Niki Lauda, 1976
In 1975, the FIA introduced standards for fire-retardant suits, but the 1976 crash at Nürburgring that nearly killed Austria's three-time world champion Niki Lauda and left him badly scarred, highlighted that drivers' cotton suits were still far too flammable. Drivers and their teams began taking their own safety increasingly seriously. A few years later, in 1979, drivers such as Lauda and Mario Andretti were wearing bulky and uncomfortable five-layer suits made to NASA specifications, using the same materials used to make astronaut suits.
Ayrton Senna, 1987
Ayrton Senna’s 1987 race suit, which adheres to the FIA’s 1986 specifications, is a major piece of F1 history. The Brazilian driver wore the suit as he drove Team Lotus’ 99T car to its final ever Grand Prix victory at Monaco, and adorned Senna as he took seven podium finishes in a season that signposted his future dominance. This 1987 suit, in eye-popping, but way-cool, yellow, is typical of F1 overalls of the era, when teams and sponsors emblazoned their brands on suits with patches that added substantial weight and bulk. Of course, tobacco sponsorship, then prevalent, has been banned since 2006. The 1987 suit Senna wore at his Monaco triumph, complete with shoulder epaulettes strong enough to pull a driver out of his car along with a seat, was last sold at auction for €38,400 [£33,709 / $45,343].
Max Verstappen, 2018
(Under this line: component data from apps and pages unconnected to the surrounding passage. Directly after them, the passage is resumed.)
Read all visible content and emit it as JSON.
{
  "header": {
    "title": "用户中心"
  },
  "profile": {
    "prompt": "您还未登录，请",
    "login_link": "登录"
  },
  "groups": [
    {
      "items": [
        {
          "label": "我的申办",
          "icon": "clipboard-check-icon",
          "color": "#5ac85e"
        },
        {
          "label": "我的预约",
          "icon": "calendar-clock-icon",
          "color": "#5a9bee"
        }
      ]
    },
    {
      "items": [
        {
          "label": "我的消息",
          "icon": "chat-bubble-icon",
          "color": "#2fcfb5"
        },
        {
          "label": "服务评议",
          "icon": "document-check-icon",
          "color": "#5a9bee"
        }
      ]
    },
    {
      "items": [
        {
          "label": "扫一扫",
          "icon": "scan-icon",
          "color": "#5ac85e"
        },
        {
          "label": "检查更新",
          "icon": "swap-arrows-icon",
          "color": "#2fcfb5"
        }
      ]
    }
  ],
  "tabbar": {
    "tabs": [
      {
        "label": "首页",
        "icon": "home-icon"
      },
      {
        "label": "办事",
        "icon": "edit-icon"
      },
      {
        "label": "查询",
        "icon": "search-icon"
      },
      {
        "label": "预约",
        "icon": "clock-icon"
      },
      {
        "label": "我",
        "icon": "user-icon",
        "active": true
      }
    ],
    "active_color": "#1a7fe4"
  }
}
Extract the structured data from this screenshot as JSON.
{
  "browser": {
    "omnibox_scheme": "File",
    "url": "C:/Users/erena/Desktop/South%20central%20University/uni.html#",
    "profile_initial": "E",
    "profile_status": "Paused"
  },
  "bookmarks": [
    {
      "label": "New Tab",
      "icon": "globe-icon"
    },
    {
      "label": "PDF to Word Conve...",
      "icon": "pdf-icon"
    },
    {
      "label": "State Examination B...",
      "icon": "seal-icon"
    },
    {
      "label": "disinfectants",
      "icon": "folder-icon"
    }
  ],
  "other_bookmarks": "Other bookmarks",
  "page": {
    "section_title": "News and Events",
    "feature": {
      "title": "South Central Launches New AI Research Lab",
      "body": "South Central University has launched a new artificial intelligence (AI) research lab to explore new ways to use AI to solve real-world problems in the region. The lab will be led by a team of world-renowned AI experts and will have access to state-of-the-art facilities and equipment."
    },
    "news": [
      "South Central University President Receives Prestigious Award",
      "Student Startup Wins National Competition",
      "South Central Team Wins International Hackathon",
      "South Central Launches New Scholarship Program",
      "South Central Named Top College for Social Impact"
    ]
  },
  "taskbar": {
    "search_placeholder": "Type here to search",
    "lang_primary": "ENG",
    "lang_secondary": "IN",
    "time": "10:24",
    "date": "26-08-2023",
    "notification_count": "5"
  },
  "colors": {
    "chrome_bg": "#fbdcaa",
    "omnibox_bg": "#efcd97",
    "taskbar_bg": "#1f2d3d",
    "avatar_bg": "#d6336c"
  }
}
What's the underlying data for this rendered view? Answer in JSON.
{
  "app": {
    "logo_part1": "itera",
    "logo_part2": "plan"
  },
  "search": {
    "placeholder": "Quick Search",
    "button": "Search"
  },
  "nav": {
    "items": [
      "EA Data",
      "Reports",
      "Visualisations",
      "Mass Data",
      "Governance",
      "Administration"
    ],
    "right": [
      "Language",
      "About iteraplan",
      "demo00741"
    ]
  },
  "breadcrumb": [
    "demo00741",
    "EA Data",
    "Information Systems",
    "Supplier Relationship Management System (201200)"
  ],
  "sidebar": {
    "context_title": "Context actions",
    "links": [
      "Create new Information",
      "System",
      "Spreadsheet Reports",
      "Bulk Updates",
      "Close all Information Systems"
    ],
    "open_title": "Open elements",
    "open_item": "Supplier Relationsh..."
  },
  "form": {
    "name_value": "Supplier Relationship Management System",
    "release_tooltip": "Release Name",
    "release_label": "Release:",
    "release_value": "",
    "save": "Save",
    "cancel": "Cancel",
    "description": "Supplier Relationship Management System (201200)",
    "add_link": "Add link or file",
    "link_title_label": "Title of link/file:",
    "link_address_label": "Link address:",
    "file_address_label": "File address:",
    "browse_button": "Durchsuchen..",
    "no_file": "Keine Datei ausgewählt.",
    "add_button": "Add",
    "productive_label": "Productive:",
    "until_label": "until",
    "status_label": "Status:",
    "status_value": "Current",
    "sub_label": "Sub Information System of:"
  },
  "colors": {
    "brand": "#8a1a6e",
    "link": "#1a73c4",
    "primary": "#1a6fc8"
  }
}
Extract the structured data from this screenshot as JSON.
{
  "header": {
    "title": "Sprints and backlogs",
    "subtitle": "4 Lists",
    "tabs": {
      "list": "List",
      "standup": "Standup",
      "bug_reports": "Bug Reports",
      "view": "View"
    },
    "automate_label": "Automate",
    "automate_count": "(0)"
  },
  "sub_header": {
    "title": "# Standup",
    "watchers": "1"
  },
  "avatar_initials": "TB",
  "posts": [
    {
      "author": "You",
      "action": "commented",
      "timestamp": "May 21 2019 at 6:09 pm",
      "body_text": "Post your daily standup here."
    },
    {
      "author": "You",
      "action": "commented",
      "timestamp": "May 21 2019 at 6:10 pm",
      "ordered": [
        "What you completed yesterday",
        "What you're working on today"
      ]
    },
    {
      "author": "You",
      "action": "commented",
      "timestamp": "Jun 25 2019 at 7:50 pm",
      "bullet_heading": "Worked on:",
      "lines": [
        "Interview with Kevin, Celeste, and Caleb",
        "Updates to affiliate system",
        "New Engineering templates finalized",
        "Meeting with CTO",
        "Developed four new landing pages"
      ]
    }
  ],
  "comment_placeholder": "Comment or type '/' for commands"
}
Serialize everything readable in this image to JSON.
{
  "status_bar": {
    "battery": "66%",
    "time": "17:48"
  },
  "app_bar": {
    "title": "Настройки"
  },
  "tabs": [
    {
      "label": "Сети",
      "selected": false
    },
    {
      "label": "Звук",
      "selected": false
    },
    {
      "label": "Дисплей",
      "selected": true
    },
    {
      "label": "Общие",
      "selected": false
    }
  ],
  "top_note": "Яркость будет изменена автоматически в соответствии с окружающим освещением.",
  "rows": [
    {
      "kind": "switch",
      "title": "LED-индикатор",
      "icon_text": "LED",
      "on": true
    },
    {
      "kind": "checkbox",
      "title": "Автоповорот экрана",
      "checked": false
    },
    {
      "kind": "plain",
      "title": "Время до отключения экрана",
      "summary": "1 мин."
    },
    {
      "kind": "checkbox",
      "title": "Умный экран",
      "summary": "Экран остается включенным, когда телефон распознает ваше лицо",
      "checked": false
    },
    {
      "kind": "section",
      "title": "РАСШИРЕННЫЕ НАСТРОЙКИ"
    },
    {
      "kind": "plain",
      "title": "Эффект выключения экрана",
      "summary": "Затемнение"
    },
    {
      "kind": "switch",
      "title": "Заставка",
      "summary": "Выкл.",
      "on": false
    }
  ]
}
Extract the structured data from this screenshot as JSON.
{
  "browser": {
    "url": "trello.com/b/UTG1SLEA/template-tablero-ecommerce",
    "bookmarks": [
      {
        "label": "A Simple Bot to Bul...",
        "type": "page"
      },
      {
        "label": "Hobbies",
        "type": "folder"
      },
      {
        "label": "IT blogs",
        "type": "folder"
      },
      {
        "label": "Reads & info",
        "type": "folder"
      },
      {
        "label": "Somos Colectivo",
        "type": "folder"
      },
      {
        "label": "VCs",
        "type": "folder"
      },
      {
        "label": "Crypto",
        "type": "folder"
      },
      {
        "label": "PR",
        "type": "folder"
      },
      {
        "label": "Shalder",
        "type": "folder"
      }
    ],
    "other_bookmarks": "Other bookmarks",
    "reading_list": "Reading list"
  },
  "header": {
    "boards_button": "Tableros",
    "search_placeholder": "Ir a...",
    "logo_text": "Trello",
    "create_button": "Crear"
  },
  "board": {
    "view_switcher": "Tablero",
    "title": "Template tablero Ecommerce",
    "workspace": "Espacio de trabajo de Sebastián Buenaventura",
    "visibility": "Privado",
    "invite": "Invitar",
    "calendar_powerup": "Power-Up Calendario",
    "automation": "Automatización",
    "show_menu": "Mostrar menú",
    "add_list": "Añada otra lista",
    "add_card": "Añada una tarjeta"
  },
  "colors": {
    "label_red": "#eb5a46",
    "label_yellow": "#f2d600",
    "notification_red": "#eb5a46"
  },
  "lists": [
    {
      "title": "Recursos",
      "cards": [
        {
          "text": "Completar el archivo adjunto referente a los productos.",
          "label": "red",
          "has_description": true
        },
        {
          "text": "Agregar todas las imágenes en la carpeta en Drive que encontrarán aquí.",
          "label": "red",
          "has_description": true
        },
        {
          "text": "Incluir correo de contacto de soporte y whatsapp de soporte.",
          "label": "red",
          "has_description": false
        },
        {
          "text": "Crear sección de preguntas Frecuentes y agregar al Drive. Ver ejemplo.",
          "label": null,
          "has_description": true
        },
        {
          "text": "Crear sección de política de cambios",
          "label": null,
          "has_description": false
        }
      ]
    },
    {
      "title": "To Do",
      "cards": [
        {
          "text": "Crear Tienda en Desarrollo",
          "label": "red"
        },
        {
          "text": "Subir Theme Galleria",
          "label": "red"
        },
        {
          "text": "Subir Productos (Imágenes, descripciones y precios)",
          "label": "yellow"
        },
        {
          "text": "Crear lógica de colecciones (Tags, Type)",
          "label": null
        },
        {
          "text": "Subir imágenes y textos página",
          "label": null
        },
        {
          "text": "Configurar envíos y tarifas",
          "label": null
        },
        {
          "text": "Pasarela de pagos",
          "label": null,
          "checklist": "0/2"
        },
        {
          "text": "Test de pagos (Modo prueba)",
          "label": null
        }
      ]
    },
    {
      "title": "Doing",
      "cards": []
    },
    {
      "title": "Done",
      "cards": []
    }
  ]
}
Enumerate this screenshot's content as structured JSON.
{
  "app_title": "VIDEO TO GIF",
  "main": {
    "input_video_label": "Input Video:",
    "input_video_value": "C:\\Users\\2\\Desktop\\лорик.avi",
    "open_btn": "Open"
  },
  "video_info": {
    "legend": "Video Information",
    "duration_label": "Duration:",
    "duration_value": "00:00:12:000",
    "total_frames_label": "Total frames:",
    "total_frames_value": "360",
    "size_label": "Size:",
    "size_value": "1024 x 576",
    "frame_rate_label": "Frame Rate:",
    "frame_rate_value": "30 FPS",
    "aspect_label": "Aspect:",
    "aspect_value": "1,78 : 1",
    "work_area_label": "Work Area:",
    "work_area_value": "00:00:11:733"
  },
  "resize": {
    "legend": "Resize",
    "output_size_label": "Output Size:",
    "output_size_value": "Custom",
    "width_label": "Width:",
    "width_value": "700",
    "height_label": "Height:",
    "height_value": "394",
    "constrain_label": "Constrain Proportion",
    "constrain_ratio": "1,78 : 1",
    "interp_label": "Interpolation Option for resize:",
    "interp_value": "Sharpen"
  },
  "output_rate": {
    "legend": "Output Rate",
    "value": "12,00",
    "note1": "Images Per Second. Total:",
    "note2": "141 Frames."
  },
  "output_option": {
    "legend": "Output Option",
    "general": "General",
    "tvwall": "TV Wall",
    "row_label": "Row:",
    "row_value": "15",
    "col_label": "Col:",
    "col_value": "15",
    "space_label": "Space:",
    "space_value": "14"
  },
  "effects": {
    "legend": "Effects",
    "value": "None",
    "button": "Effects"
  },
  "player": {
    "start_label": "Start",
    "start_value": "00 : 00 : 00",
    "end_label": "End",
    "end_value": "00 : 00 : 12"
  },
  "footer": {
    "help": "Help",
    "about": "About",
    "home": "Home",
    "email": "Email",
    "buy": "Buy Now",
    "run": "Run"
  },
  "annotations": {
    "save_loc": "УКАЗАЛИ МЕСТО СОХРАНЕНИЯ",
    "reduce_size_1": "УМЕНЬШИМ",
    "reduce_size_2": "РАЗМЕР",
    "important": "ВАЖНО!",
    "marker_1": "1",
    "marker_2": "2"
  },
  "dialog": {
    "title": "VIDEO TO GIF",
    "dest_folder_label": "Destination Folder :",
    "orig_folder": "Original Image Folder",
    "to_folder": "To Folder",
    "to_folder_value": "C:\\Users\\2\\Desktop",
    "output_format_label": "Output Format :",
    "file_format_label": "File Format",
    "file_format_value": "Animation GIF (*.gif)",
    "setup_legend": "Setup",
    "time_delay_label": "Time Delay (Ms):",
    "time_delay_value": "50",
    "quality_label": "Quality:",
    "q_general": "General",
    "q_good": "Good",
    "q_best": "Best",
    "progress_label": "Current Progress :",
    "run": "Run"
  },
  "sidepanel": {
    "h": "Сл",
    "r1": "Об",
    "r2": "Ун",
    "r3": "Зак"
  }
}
Max Verstappen’s 2018 race attire is typical of suits worn by all modern drivers and pit crews. (FIA mandated that they should also adhere to the same rules as drivers in 1994.) The challenge in recent years, though, has been to maximise both protection and comfort. Long gone, then, are heavy, fiver-layer fire suits, replaced instead with lightweight and breathable layers of Nomex fabric that goes through a rigorous process of washing, drying and testing at 600 to 800 degrees Celsius. Everything, from zips, gloves and socks, to the thread tying it all together, must be able to withstand the same heat too. To further reduce the weight and bulk of race suits, sponsors’ logos are now printed on.